Your assignment → Your copy of the entries must be exact, and it must not include the pictures.

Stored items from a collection
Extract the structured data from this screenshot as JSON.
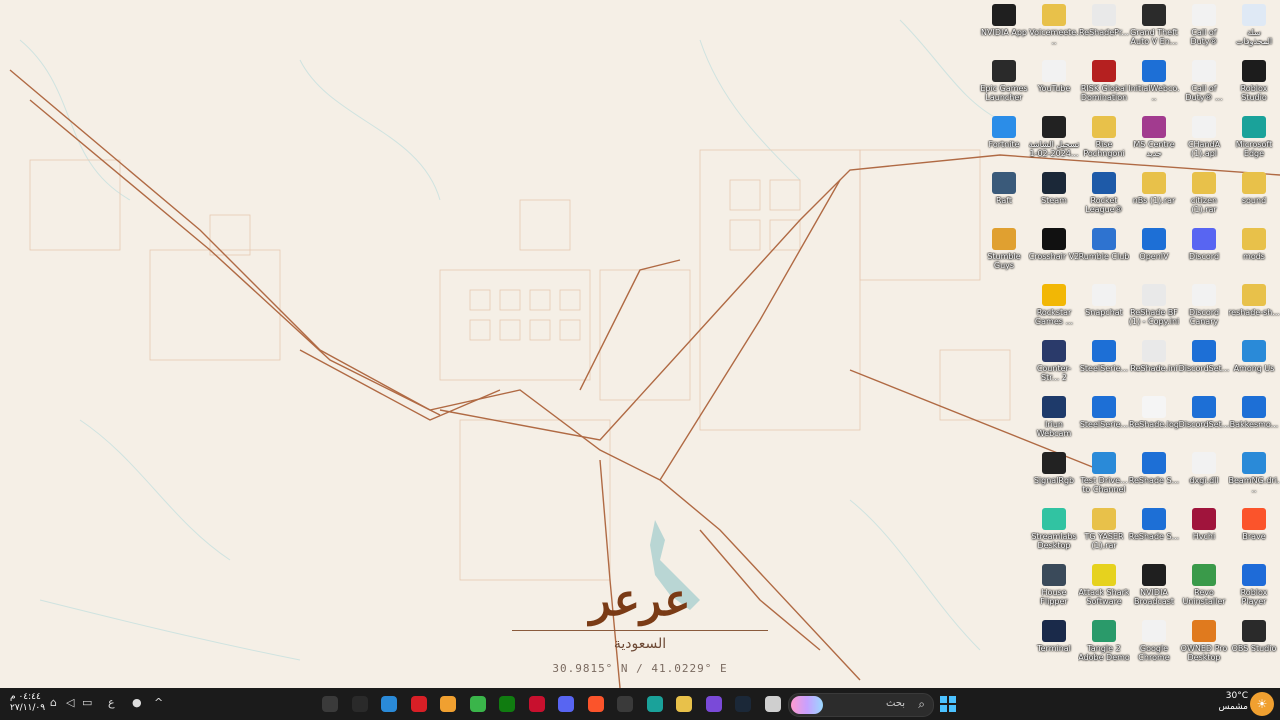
{
  "wallpaper": {
    "city_name": "عرعر",
    "country": "السعودية",
    "coordinates": "30.9815° N / 41.0229° E"
  },
  "desktop_icons": [
    {
      "label": "NVIDIA App",
      "icon": "nvidia-icon",
      "color": "#1f1f1f"
    },
    {
      "label": "Voicemeete...",
      "icon": "folder-icon",
      "color": "#e8c14a"
    },
    {
      "label": "ReShadePr...",
      "icon": "file-icon",
      "color": "#e9e9e9"
    },
    {
      "label": "Grand Theft Auto V En...",
      "icon": "gta-icon",
      "color": "#2b2b2b"
    },
    {
      "label": "Call of Duty®",
      "icon": "file-icon",
      "color": "#f2f2f2"
    },
    {
      "label": "سلة المحذوفات",
      "icon": "recycle-bin-icon",
      "color": "#dfe9f5"
    },
    {
      "label": "Epic Games Launcher",
      "icon": "epic-icon",
      "color": "#2a2a2a"
    },
    {
      "label": "YouTube",
      "icon": "file-icon",
      "color": "#f2f2f2"
    },
    {
      "label": "RISK Global Domination",
      "icon": "risk-icon",
      "color": "#b52020"
    },
    {
      "label": "InitialWebco...",
      "icon": "app-icon",
      "color": "#1d6fd6"
    },
    {
      "label": "Call of Duty® ...",
      "icon": "file-icon",
      "color": "#f2f2f2"
    },
    {
      "label": "Roblox Studio",
      "icon": "roblox-studio-icon",
      "color": "#1c1c1c"
    },
    {
      "label": "Fortnite",
      "icon": "fortnite-icon",
      "color": "#2b8de8"
    },
    {
      "label": "تسجيل الشاشة 2024-02-1...",
      "icon": "video-icon",
      "color": "#222"
    },
    {
      "label": "Rise Pochngoni",
      "icon": "folder-icon",
      "color": "#e8c14a"
    },
    {
      "label": "MS Centre جديد",
      "icon": "ms-centre-icon",
      "color": "#a23b8f"
    },
    {
      "label": "CHandA (1).apl",
      "icon": "file-icon",
      "color": "#f2f2f2"
    },
    {
      "label": "Microsoft Edge",
      "icon": "edge-icon",
      "color": "#1aa29a"
    },
    {
      "label": "Raft",
      "icon": "raft-icon",
      "color": "#3a5a7a"
    },
    {
      "label": "Steam",
      "icon": "steam-icon",
      "color": "#1b2838"
    },
    {
      "label": "Rocket League®",
      "icon": "rocket-league-icon",
      "color": "#1e5aa8"
    },
    {
      "label": "nBs (1).rar",
      "icon": "archive-icon",
      "color": "#e8c14a"
    },
    {
      "label": "citizen (1).rar",
      "icon": "archive-icon",
      "color": "#e8c14a"
    },
    {
      "label": "sound",
      "icon": "folder-icon",
      "color": "#e8c14a"
    },
    {
      "label": "Stumble Guys",
      "icon": "stumble-guys-icon",
      "color": "#e0a030"
    },
    {
      "label": "Crosshair V2",
      "icon": "crosshair-icon",
      "color": "#111"
    },
    {
      "label": "Rumble Club",
      "icon": "rumble-club-icon",
      "color": "#2e73d0"
    },
    {
      "label": "OpenIV",
      "icon": "openiv-icon",
      "color": "#1d6fd6"
    },
    {
      "label": "Discord",
      "icon": "discord-icon",
      "color": "#5865f2"
    },
    {
      "label": "mods",
      "icon": "folder-icon",
      "color": "#e8c14a"
    },
    {
      "label": "Rockstar Games ...",
      "icon": "rockstar-icon",
      "color": "#f2b705"
    },
    {
      "label": "Snapchat",
      "icon": "file-icon",
      "color": "#f2f2f2"
    },
    {
      "label": "ReShade BF (1) - Copy.ini",
      "icon": "file-icon",
      "color": "#e9e9e9"
    },
    {
      "label": "Discord Canary",
      "icon": "file-icon",
      "color": "#f2f2f2"
    },
    {
      "label": "reshade-sh...",
      "icon": "folder-icon",
      "color": "#e8c14a"
    },
    {
      "label": "Counter-Str... 2",
      "icon": "counter-strike-icon",
      "color": "#2a3a6a"
    },
    {
      "label": "SteelSerie...",
      "icon": "app-icon",
      "color": "#1d6fd6"
    },
    {
      "label": "ReShade.ini",
      "icon": "file-icon",
      "color": "#e9e9e9"
    },
    {
      "label": "DiscordSet...",
      "icon": "app-icon",
      "color": "#1d6fd6"
    },
    {
      "label": "Among Us",
      "icon": "globe-icon",
      "color": "#2a8ad8"
    },
    {
      "label": "Iriun Webcam",
      "icon": "webcam-icon",
      "color": "#1e3a6a"
    },
    {
      "label": "SteelSerie...",
      "icon": "app-icon",
      "color": "#1d6fd6"
    },
    {
      "label": "ReShade.log",
      "icon": "file-icon",
      "color": "#f5f5f5"
    },
    {
      "label": "DiscordSet...",
      "icon": "app-icon",
      "color": "#1d6fd6"
    },
    {
      "label": "Bakkesmo...",
      "icon": "app-icon",
      "color": "#1d6fd6"
    },
    {
      "label": "SignalRgb",
      "icon": "signalrgb-icon",
      "color": "#222"
    },
    {
      "label": "Test Drive... to Channel",
      "icon": "globe-icon",
      "color": "#2a8ad8"
    },
    {
      "label": "ReShade S...",
      "icon": "app-icon",
      "color": "#1d6fd6"
    },
    {
      "label": "dxgi.dll",
      "icon": "file-icon",
      "color": "#f2f2f2"
    },
    {
      "label": "BeamNG.dri...",
      "icon": "globe-icon",
      "color": "#2a8ad8"
    },
    {
      "label": "Streamlabs Desktop",
      "icon": "streamlabs-icon",
      "color": "#31c3a2"
    },
    {
      "label": "TG YASER (1).rar",
      "icon": "archive-icon",
      "color": "#e8c14a"
    },
    {
      "label": "ReShade S...",
      "icon": "app-icon",
      "color": "#1d6fd6"
    },
    {
      "label": "Hvchi",
      "icon": "hvchi-icon",
      "color": "#a0143c"
    },
    {
      "label": "Brave",
      "icon": "brave-icon",
      "color": "#fb542b"
    },
    {
      "label": "House Flipper",
      "icon": "house-flipper-icon",
      "color": "#3a4a5a"
    },
    {
      "label": "Attack Shark Software",
      "icon": "attack-shark-icon",
      "color": "#e6d21e"
    },
    {
      "label": "NVIDIA Broadcast",
      "icon": "nvidia-icon",
      "color": "#1f1f1f"
    },
    {
      "label": "Revo Uninstaller",
      "icon": "revo-icon",
      "color": "#3a9a4a"
    },
    {
      "label": "Roblox Player",
      "icon": "roblox-icon",
      "color": "#1e6bd8"
    },
    {
      "label": "Terminal",
      "icon": "terminal-icon",
      "color": "#1a2a4a"
    },
    {
      "label": "Tangle 2 Adobe Demo",
      "icon": "tangle-icon",
      "color": "#2a9a6a"
    },
    {
      "label": "Google Chrome",
      "icon": "chrome-icon",
      "color": "#f2f2f2"
    },
    {
      "label": "OWNED Pro Desktop",
      "icon": "owned-icon",
      "color": "#e07a1e"
    },
    {
      "label": "OBS Studio",
      "icon": "obs-icon",
      "color": "#2a2a2a"
    }
  ],
  "taskbar": {
    "clock_time": "٠٤:٤٤ م",
    "clock_date": "٢٧/١١/٠٩",
    "lang": "ع",
    "search_placeholder": "بحث",
    "weather_temp": "30°C",
    "weather_desc": "مشمس",
    "apps": [
      "obs-icon",
      "app-icon",
      "flame-icon",
      "netflix-icon",
      "pen-icon",
      "play-icon",
      "xbox-icon",
      "adobe-icon",
      "discord-icon",
      "brave-icon",
      "store-icon",
      "edge-icon",
      "files-icon",
      "m365-icon",
      "steam-icon",
      "window-icon"
    ]
  }
}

Reply to the task →
Extract the structured data from this screenshot as JSON.
{
  "wallpaper": {
    "city_name": "عرعر",
    "country": "السعودية",
    "coordinates": "30.9815° N / 41.0229° E"
  },
  "desktop_icons": [
    {
      "label": "NVIDIA App",
      "icon": "nvidia-icon",
      "color": "#1f1f1f"
    },
    {
      "label": "Voicemeete...",
      "icon": "folder-icon",
      "color": "#e8c14a"
    },
    {
      "label": "ReShadePr...",
      "icon": "file-icon",
      "color": "#e9e9e9"
    },
    {
      "label": "Grand Theft Auto V En...",
      "icon": "gta-icon",
      "color": "#2b2b2b"
    },
    {
      "label": "Call of Duty®",
      "icon": "file-icon",
      "color": "#f2f2f2"
    },
    {
      "label": "سلة المحذوفات",
      "icon": "recycle-bin-icon",
      "color": "#dfe9f5"
    },
    {
      "label": "Epic Games Launcher",
      "icon": "epic-icon",
      "color": "#2a2a2a"
    },
    {
      "label": "YouTube",
      "icon": "file-icon",
      "color": "#f2f2f2"
    },
    {
      "label": "RISK Global Domination",
      "icon": "risk-icon",
      "color": "#b52020"
    },
    {
      "label": "InitialWebco...",
      "icon": "app-icon",
      "color": "#1d6fd6"
    },
    {
      "label": "Call of Duty® ...",
      "icon": "file-icon",
      "color": "#f2f2f2"
    },
    {
      "label": "Roblox Studio",
      "icon": "roblox-studio-icon",
      "color": "#1c1c1c"
    },
    {
      "label": "Fortnite",
      "icon": "fortnite-icon",
      "color": "#2b8de8"
    },
    {
      "label": "تسجيل الشاشة 2024-02-1...",
      "icon": "video-icon",
      "color": "#222"
    },
    {
      "label": "Rise Pochngoni",
      "icon": "folder-icon",
      "color": "#e8c14a"
    },
    {
      "label": "MS Centre جديد",
      "icon": "ms-centre-icon",
      "color": "#a23b8f"
    },
    {
      "label": "CHandA (1).apl",
      "icon": "file-icon",
      "color": "#f2f2f2"
    },
    {
      "label": "Microsoft Edge",
      "icon": "edge-icon",
      "color": "#1aa29a"
    },
    {
      "label": "Raft",
      "icon": "raft-icon",
      "color": "#3a5a7a"
    },
    {
      "label": "Steam",
      "icon": "steam-icon",
      "color": "#1b2838"
    },
    {
      "label": "Rocket League®",
      "icon": "rocket-league-icon",
      "color": "#1e5aa8"
    },
    {
      "label": "nBs (1).rar",
      "icon": "archive-icon",
      "color": "#e8c14a"
    },
    {
      "label": "citizen (1).rar",
      "icon": "archive-icon",
      "color": "#e8c14a"
    },
    {
      "label": "sound",
      "icon": "folder-icon",
      "color": "#e8c14a"
    },
    {
      "label": "Stumble Guys",
      "icon": "stumble-guys-icon",
      "color": "#e0a030"
    },
    {
      "label": "Crosshair V2",
      "icon": "crosshair-icon",
      "color": "#111"
    },
    {
      "label": "Rumble Club",
      "icon": "rumble-club-icon",
      "color": "#2e73d0"
    },
    {
      "label": "OpenIV",
      "icon": "openiv-icon",
      "color": "#1d6fd6"
    },
    {
      "label": "Discord",
      "icon": "discord-icon",
      "color": "#5865f2"
    },
    {
      "label": "mods",
      "icon": "folder-icon",
      "color": "#e8c14a"
    },
    {
      "label": "Rockstar Games ...",
      "icon": "rockstar-icon",
      "color": "#f2b705"
    },
    {
      "label": "Snapchat",
      "icon": "file-icon",
      "color": "#f2f2f2"
    },
    {
      "label": "ReShade BF (1) - Copy.ini",
      "icon": "file-icon",
      "color": "#e9e9e9"
    },
    {
      "label": "Discord Canary",
      "icon": "file-icon",
      "color": "#f2f2f2"
    },
    {
      "label": "reshade-sh...",
      "icon": "folder-icon",
      "color": "#e8c14a"
    },
    {
      "label": "Counter-Str... 2",
      "icon": "counter-strike-icon",
      "color": "#2a3a6a"
    },
    {
      "label": "SteelSerie...",
      "icon": "app-icon",
      "color": "#1d6fd6"
    },
    {
      "label": "ReShade.ini",
      "icon": "file-icon",
      "color": "#e9e9e9"
    },
    {
      "label": "DiscordSet...",
      "icon": "app-icon",
      "color": "#1d6fd6"
    },
    {
      "label": "Among Us",
      "icon": "globe-icon",
      "color": "#2a8ad8"
    },
    {
      "label": "Iriun Webcam",
      "icon": "webcam-icon",
      "color": "#1e3a6a"
    },
    {
      "label": "SteelSerie...",
      "icon": "app-icon",
      "color": "#1d6fd6"
    },
    {
      "label": "ReShade.log",
      "icon": "file-icon",
      "color": "#f5f5f5"
    },
    {
      "label": "DiscordSet...",
      "icon": "app-icon",
      "color": "#1d6fd6"
    },
    {
      "label": "Bakkesmo...",
      "icon": "app-icon",
      "color": "#1d6fd6"
    },
    {
      "label": "SignalRgb",
      "icon": "signalrgb-icon",
      "color": "#222"
    },
    {
      "label": "Test Drive... to Channel",
      "icon": "globe-icon",
      "color": "#2a8ad8"
    },
    {
      "label": "ReShade S...",
      "icon": "app-icon",
      "color": "#1d6fd6"
    },
    {
      "label": "dxgi.dll",
      "icon": "file-icon",
      "color": "#f2f2f2"
    },
    {
      "label": "BeamNG.dri...",
      "icon": "globe-icon",
      "color": "#2a8ad8"
    },
    {
      "label": "Streamlabs Desktop",
      "icon": "streamlabs-icon",
      "color": "#31c3a2"
    },
    {
      "label": "TG YASER (1).rar",
      "icon": "archive-icon",
      "color": "#e8c14a"
    },
    {
      "label": "ReShade S...",
      "icon": "app-icon",
      "color": "#1d6fd6"
    },
    {
      "label": "Hvchi",
      "icon": "hvchi-icon",
      "color": "#a0143c"
    },
    {
      "label": "Brave",
      "icon": "brave-icon",
      "color": "#fb542b"
    },
    {
      "label": "House Flipper",
      "icon": "house-flipper-icon",
      "color": "#3a4a5a"
    },
    {
      "label": "Attack Shark Software",
      "icon": "attack-shark-icon",
      "color": "#e6d21e"
    },
    {
      "label": "NVIDIA Broadcast",
      "icon": "nvidia-icon",
      "color": "#1f1f1f"
    },
    {
      "label": "Revo Uninstaller",
      "icon": "revo-icon",
      "color": "#3a9a4a"
    },
    {
      "label": "Roblox Player",
      "icon": "roblox-icon",
      "color": "#1e6bd8"
    },
    {
      "label": "Terminal",
      "icon": "terminal-icon",
      "color": "#1a2a4a"
    },
    {
      "label": "Tangle 2 Adobe Demo",
      "icon": "tangle-icon",
      "color": "#2a9a6a"
    },
    {
      "label": "Google Chrome",
      "icon": "chrome-icon",
      "color": "#f2f2f2"
    },
    {
      "label": "OWNED Pro Desktop",
      "icon": "owned-icon",
      "color": "#e07a1e"
    },
    {
      "label": "OBS Studio",
      "icon": "obs-icon",
      "color": "#2a2a2a"
    }
  ],
  "taskbar": {
    "clock_time": "٠٤:٤٤ م",
    "clock_date": "٢٧/١١/٠٩",
    "lang": "ع",
    "search_placeholder": "بحث",
    "weather_temp": "30°C",
    "weather_desc": "مشمس",
    "apps": [
      "obs-icon",
      "app-icon",
      "flame-icon",
      "netflix-icon",
      "pen-icon",
      "play-icon",
      "xbox-icon",
      "adobe-icon",
      "discord-icon",
      "brave-icon",
      "store-icon",
      "edge-icon",
      "files-icon",
      "m365-icon",
      "steam-icon",
      "window-icon"
    ]
  }
}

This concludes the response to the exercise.